Component data from apps and pages:
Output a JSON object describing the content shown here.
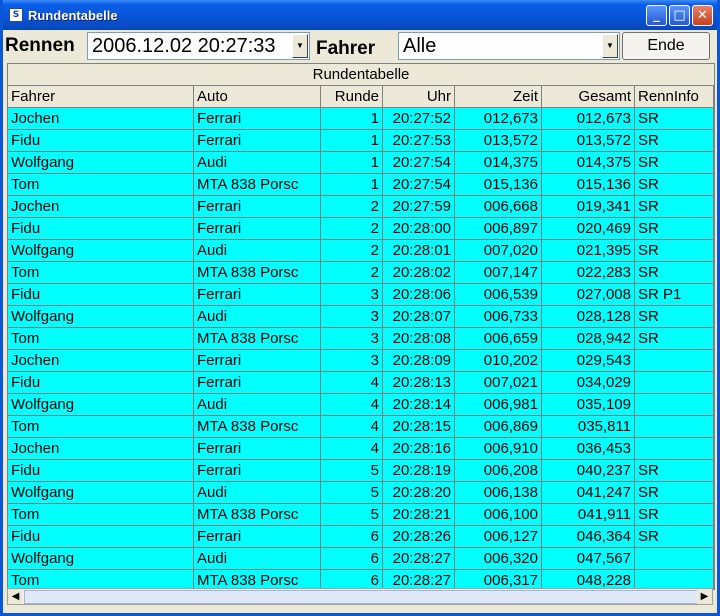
{
  "window": {
    "title": "Rundentabelle"
  },
  "toolbar": {
    "rennen_label": "Rennen",
    "rennen_value": "2006.12.02 20:27:33",
    "fahrer_label": "Fahrer",
    "fahrer_value": "Alle",
    "ende_label": "Ende"
  },
  "table": {
    "caption": "Rundentabelle",
    "columns": [
      "Fahrer",
      "Auto",
      "Runde",
      "Uhr",
      "Zeit",
      "Gesamt",
      "RennInfo"
    ],
    "rows": [
      [
        "Jochen",
        "Ferrari",
        "1",
        "20:27:52",
        "012,673",
        "012,673",
        "SR"
      ],
      [
        "Fidu",
        "Ferrari",
        "1",
        "20:27:53",
        "013,572",
        "013,572",
        "SR"
      ],
      [
        "Wolfgang",
        "Audi",
        "1",
        "20:27:54",
        "014,375",
        "014,375",
        "SR"
      ],
      [
        "Tom",
        "MTA 838 Porsc",
        "1",
        "20:27:54",
        "015,136",
        "015,136",
        "SR"
      ],
      [
        "Jochen",
        "Ferrari",
        "2",
        "20:27:59",
        "006,668",
        "019,341",
        "SR"
      ],
      [
        "Fidu",
        "Ferrari",
        "2",
        "20:28:00",
        "006,897",
        "020,469",
        "SR"
      ],
      [
        "Wolfgang",
        "Audi",
        "2",
        "20:28:01",
        "007,020",
        "021,395",
        "SR"
      ],
      [
        "Tom",
        "MTA 838 Porsc",
        "2",
        "20:28:02",
        "007,147",
        "022,283",
        "SR"
      ],
      [
        "Fidu",
        "Ferrari",
        "3",
        "20:28:06",
        "006,539",
        "027,008",
        "SR  P1"
      ],
      [
        "Wolfgang",
        "Audi",
        "3",
        "20:28:07",
        "006,733",
        "028,128",
        "SR"
      ],
      [
        "Tom",
        "MTA 838 Porsc",
        "3",
        "20:28:08",
        "006,659",
        "028,942",
        "SR"
      ],
      [
        "Jochen",
        "Ferrari",
        "3",
        "20:28:09",
        "010,202",
        "029,543",
        ""
      ],
      [
        "Fidu",
        "Ferrari",
        "4",
        "20:28:13",
        "007,021",
        "034,029",
        ""
      ],
      [
        "Wolfgang",
        "Audi",
        "4",
        "20:28:14",
        "006,981",
        "035,109",
        ""
      ],
      [
        "Tom",
        "MTA 838 Porsc",
        "4",
        "20:28:15",
        "006,869",
        "035,811",
        ""
      ],
      [
        "Jochen",
        "Ferrari",
        "4",
        "20:28:16",
        "006,910",
        "036,453",
        ""
      ],
      [
        "Fidu",
        "Ferrari",
        "5",
        "20:28:19",
        "006,208",
        "040,237",
        "SR"
      ],
      [
        "Wolfgang",
        "Audi",
        "5",
        "20:28:20",
        "006,138",
        "041,247",
        "SR"
      ],
      [
        "Tom",
        "MTA 838 Porsc",
        "5",
        "20:28:21",
        "006,100",
        "041,911",
        "SR"
      ],
      [
        "Fidu",
        "Ferrari",
        "6",
        "20:28:26",
        "006,127",
        "046,364",
        "SR"
      ],
      [
        "Wolfgang",
        "Audi",
        "6",
        "20:28:27",
        "006,320",
        "047,567",
        ""
      ],
      [
        "Tom",
        "MTA 838 Porsc",
        "6",
        "20:28:27",
        "006,317",
        "048,228",
        ""
      ]
    ]
  },
  "colors": {
    "row_bg": "#00ffff",
    "titlebar": "#0a5ee8"
  },
  "icons": [
    "app-icon",
    "minimize-icon",
    "maximize-icon",
    "close-icon",
    "dropdown-arrow-icon",
    "scroll-left-icon",
    "scroll-right-icon"
  ]
}
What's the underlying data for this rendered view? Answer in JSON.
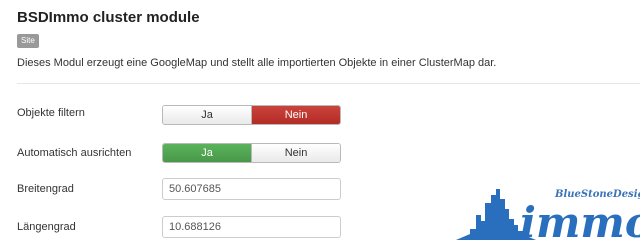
{
  "module": {
    "title": "BSDImmo cluster module",
    "badge": "Site",
    "description": "Dieses Modul erzeugt eine GoogleMap und stellt alle importierten Objekte in einer ClusterMap dar."
  },
  "fields": {
    "filter": {
      "label": "Objekte filtern",
      "option_yes": "Ja",
      "option_no": "Nein",
      "selected": "Nein"
    },
    "align": {
      "label": "Automatisch ausrichten",
      "option_yes": "Ja",
      "option_no": "Nein",
      "selected": "Ja"
    },
    "latitude": {
      "label": "Breitengrad",
      "value": "50.607685"
    },
    "longitude": {
      "label": "Längengrad",
      "value": "10.688126"
    }
  },
  "logo": {
    "caption": "BlueStoneDesign",
    "wordmark": "immo"
  },
  "colors": {
    "no_active": "#bd362f",
    "yes_active": "#51a351",
    "logo_blue": "#2a6fbd"
  }
}
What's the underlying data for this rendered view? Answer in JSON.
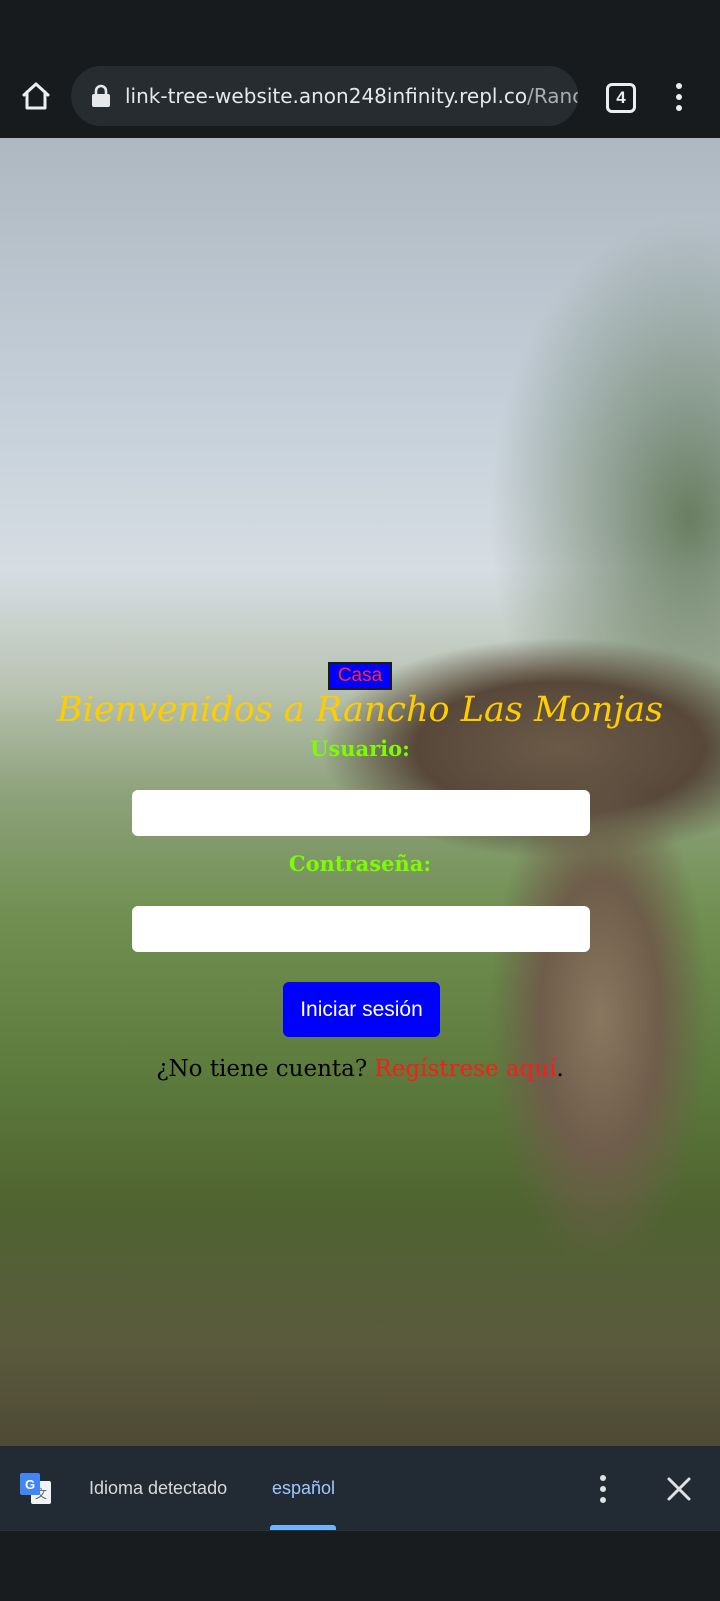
{
  "browser": {
    "url_host": "link-tree-website.anon248infinity.repl.co",
    "url_path": "/Rancho",
    "tab_count": "4",
    "icons": {
      "home": "home-icon",
      "lock": "lock-icon",
      "tabs": "tab-switcher-icon",
      "menu": "more-vert-icon"
    }
  },
  "page": {
    "home_button": "Casa",
    "title": "Bienvenidos a Rancho Las Monjas",
    "username_label": "Usuario:",
    "username_value": "",
    "password_label": "Contraseña:",
    "password_value": "",
    "login_button": "Iniciar sesión",
    "signup_prefix": "¿No tiene cuenta? ",
    "signup_link": "Regístrese aquí",
    "signup_suffix": "."
  },
  "translate_bar": {
    "detected_label": "Idioma detectado",
    "language": "español",
    "icons": {
      "logo": "google-translate-icon",
      "more": "more-vert-icon",
      "close": "close-icon"
    }
  },
  "colors": {
    "title": "#ffcc00",
    "labels": "#7cfc00",
    "button_bg": "#0000ff",
    "link": "#ff1a1a",
    "casa_text": "#ff2a2a"
  }
}
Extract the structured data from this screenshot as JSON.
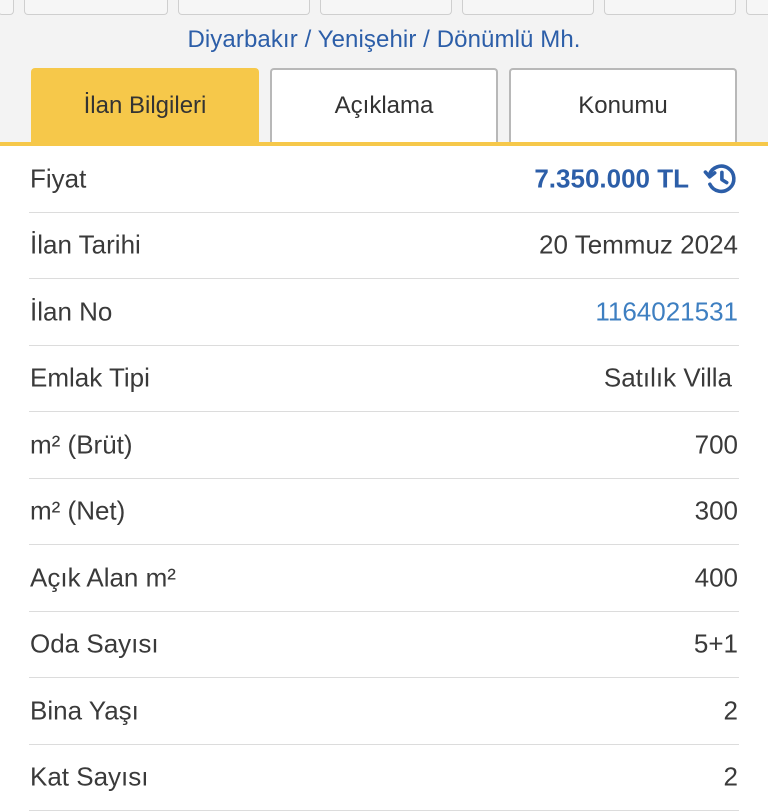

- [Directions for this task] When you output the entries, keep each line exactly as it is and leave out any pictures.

- [Response box]
Output a JSON object describing the content shown here.
{
  "window": {
    "title": "Rundentabelle"
  },
  "toolbar": {
    "rennen_label": "Rennen",
    "rennen_value": "2006.12.02 20:27:33",
    "fahrer_label": "Fahrer",
    "fahrer_value": "Alle",
    "ende_label": "Ende"
  },
  "table": {
    "caption": "Rundentabelle",
    "columns": [
      "Fahrer",
      "Auto",
      "Runde",
      "Uhr",
      "Zeit",
      "Gesamt",
      "RennInfo"
    ],
    "rows": [
      [
        "Jochen",
        "Ferrari",
        "1",
        "20:27:52",
        "012,673",
        "012,673",
        "SR"
      ],
      [
        "Fidu",
        "Ferrari",
        "1",
        "20:27:53",
        "013,572",
        "013,572",
        "SR"
      ],
      [
        "Wolfgang",
        "Audi",
        "1",
        "20:27:54",
        "014,375",
        "014,375",
        "SR"
      ],
      [
        "Tom",
        "MTA 838 Porsc",
        "1",
        "20:27:54",
        "015,136",
        "015,136",
        "SR"
      ],
      [
        "Jochen",
        "Ferrari",
        "2",
        "20:27:59",
        "006,668",
        "019,341",
        "SR"
      ],
      [
        "Fidu",
        "Ferrari",
        "2",
        "20:28:00",
        "006,897",
        "020,469",
        "SR"
      ],
      [
        "Wolfgang",
        "Audi",
        "2",
        "20:28:01",
        "007,020",
        "021,395",
        "SR"
      ],
      [
        "Tom",
        "MTA 838 Porsc",
        "2",
        "20:28:02",
        "007,147",
        "022,283",
        "SR"
      ],
      [
        "Fidu",
        "Ferrari",
        "3",
        "20:28:06",
        "006,539",
        "027,008",
        "SR  P1"
      ],
      [
        "Wolfgang",
        "Audi",
        "3",
        "20:28:07",
        "006,733",
        "028,128",
        "SR"
      ],
      [
        "Tom",
        "MTA 838 Porsc",
        "3",
        "20:28:08",
        "006,659",
        "028,942",
        "SR"
      ],
      [
        "Jochen",
        "Ferrari",
        "3",
        "20:28:09",
        "010,202",
        "029,543",
        ""
      ],
      [
        "Fidu",
        "Ferrari",
        "4",
        "20:28:13",
        "007,021",
        "034,029",
        ""
      ],
      [
        "Wolfgang",
        "Audi",
        "4",
        "20:28:14",
        "006,981",
        "035,109",
        ""
      ],
      [
        "Tom",
        "MTA 838 Porsc",
        "4",
        "20:28:15",
        "006,869",
        "035,811",
        ""
      ],
      [
        "Jochen",
        "Ferrari",
        "4",
        "20:28:16",
        "006,910",
        "036,453",
        ""
      ],
      [
        "Fidu",
        "Ferrari",
        "5",
        "20:28:19",
        "006,208",
        "040,237",
        "SR"
      ],
      [
        "Wolfgang",
        "Audi",
        "5",
        "20:28:20",
        "006,138",
        "041,247",
        "SR"
      ],
      [
        "Tom",
        "MTA 838 Porsc",
        "5",
        "20:28:21",
        "006,100",
        "041,911",
        "SR"
      ],
      [
        "Fidu",
        "Ferrari",
        "6",
        "20:28:26",
        "006,127",
        "046,364",
        "SR"
      ],
      [
        "Wolfgang",
        "Audi",
        "6",
        "20:28:27",
        "006,320",
        "047,567",
        ""
      ],
      [
        "Tom",
        "MTA 838 Porsc",
        "6",
        "20:28:27",
        "006,317",
        "048,228",
        ""
      ]
    ]
  },
  "colors": {
    "row_bg": "#00ffff",
    "titlebar": "#0a5ee8"
  },
  "icons": [
    "app-icon",
    "minimize-icon",
    "maximize-icon",
    "close-icon",
    "dropdown-arrow-icon",
    "scroll-left-icon",
    "scroll-right-icon"
  ]
}
What's the underlying data for this rendered view? Answer in JSON.
{
  "module": {
    "title": "BSDImmo cluster module",
    "badge": "Site",
    "description": "Dieses Modul erzeugt eine GoogleMap und stellt alle importierten Objekte in einer ClusterMap dar."
  },
  "fields": {
    "filter": {
      "label": "Objekte filtern",
      "option_yes": "Ja",
      "option_no": "Nein",
      "selected": "Nein"
    },
    "align": {
      "label": "Automatisch ausrichten",
      "option_yes": "Ja",
      "option_no": "Nein",
      "selected": "Ja"
    },
    "latitude": {
      "label": "Breitengrad",
      "value": "50.607685"
    },
    "longitude": {
      "label": "Längengrad",
      "value": "10.688126"
    }
  },
  "logo": {
    "caption": "BlueStoneDesign",
    "wordmark": "immo"
  },
  "colors": {
    "no_active": "#bd362f",
    "yes_active": "#51a351",
    "logo_blue": "#2a6fbd"
  }
}
What's the underlying data for this rendered view? Answer in JSON.
{
  "browser": {
    "url_host": "link-tree-website.anon248infinity.repl.co",
    "url_path": "/Rancho",
    "tab_count": "4",
    "icons": {
      "home": "home-icon",
      "lock": "lock-icon",
      "tabs": "tab-switcher-icon",
      "menu": "more-vert-icon"
    }
  },
  "page": {
    "home_button": "Casa",
    "title": "Bienvenidos a Rancho Las Monjas",
    "username_label": "Usuario:",
    "username_value": "",
    "password_label": "Contraseña:",
    "password_value": "",
    "login_button": "Iniciar sesión",
    "signup_prefix": "¿No tiene cuenta? ",
    "signup_link": "Regístrese aquí",
    "signup_suffix": "."
  },
  "translate_bar": {
    "detected_label": "Idioma detectado",
    "language": "español",
    "icons": {
      "logo": "google-translate-icon",
      "more": "more-vert-icon",
      "close": "close-icon"
    }
  },
  "colors": {
    "title": "#ffcc00",
    "labels": "#7cfc00",
    "button_bg": "#0000ff",
    "link": "#ff1a1a",
    "casa_text": "#ff2a2a"
  }
}
Extract the structured data from this screenshot as JSON.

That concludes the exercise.